Wetland Restoration with Hydrophytes: A Review

Plants (Basel). 2021 May 21;10(6):1035. doi: 10.3390/plants10061035.


Restoration cases with hydrophytes (those which develop all their vital functions inside the water or very close to the water surface, e.g., flowering) are less abundant compared to those using emergent plants. Here, I synthesize the latest knowledge in wetland restoration based on revegetation with hydrophytes and stress common challenges and potential solutions. The review mainly focusses on natural wetlands but also includes information about naturalized constructed wetlands, which nowadays are being used not only to improve water quality but also to increase biodiversity. Available publications, peer-reviewed and any public domain, from the last 20 years, were reviewed. Several countries developed pilot case-studies and field-scale projects with more or less success, the large-scale ones being less frequent. Using floating species is less generalized than submerged species. Sediment transfer is more adequate for temporary wetlands. Hydrophyte revegetation as a restoration tool could be improved by selecting suitable wetlands, increasing focus on species biology and ecology, choosing the suitable propagation and revegetation techniques (seeding, planting). The clear negative factors which prevent the revegetation success (herbivory, microalgae, filamentous green algae, water and sediment composition) have to be considered.
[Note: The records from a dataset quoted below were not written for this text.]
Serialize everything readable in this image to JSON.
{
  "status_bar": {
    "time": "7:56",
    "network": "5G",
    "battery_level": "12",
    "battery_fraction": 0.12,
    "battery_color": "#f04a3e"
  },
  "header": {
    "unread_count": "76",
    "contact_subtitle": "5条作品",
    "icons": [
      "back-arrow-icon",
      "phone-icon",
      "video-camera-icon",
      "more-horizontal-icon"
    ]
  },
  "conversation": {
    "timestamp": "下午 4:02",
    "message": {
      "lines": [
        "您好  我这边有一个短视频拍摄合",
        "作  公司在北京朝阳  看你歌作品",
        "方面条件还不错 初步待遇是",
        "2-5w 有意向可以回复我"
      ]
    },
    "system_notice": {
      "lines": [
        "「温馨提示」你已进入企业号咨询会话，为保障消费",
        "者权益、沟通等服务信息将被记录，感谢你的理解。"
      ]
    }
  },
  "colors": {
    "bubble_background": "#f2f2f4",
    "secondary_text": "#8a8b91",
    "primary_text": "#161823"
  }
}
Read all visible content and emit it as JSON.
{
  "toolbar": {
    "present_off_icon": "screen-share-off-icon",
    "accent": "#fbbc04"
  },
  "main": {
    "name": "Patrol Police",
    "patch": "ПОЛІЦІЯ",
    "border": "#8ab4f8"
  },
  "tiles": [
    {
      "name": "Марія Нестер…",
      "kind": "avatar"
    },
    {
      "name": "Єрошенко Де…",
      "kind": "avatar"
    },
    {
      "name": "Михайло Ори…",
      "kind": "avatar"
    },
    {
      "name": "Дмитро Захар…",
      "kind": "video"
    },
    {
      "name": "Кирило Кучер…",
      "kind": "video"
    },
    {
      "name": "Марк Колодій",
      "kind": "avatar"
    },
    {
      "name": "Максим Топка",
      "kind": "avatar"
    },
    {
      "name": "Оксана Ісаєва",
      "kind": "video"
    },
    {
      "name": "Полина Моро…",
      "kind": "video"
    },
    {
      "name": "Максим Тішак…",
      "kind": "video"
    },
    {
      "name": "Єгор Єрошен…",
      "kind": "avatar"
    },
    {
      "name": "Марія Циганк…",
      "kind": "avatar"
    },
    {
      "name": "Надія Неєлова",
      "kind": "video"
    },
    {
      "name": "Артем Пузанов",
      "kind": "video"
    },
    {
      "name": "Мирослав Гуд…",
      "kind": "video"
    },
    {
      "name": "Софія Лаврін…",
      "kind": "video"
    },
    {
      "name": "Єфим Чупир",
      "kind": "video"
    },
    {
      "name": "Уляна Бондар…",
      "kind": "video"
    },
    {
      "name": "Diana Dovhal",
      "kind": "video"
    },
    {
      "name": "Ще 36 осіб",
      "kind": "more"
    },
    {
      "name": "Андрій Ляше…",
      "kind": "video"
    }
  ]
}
Policy-making and wetland restoration practices must more effectively integrate the information already known, particularly under future climatic scenarios.

Keywords: aquatic phanerogams; charophytes; constructed wetlands; floating macrophytes; natural wetlands; planting; revegetation; sediment transfer; seeding; submerged macrophytes; transplanting.

Publication types

  • Review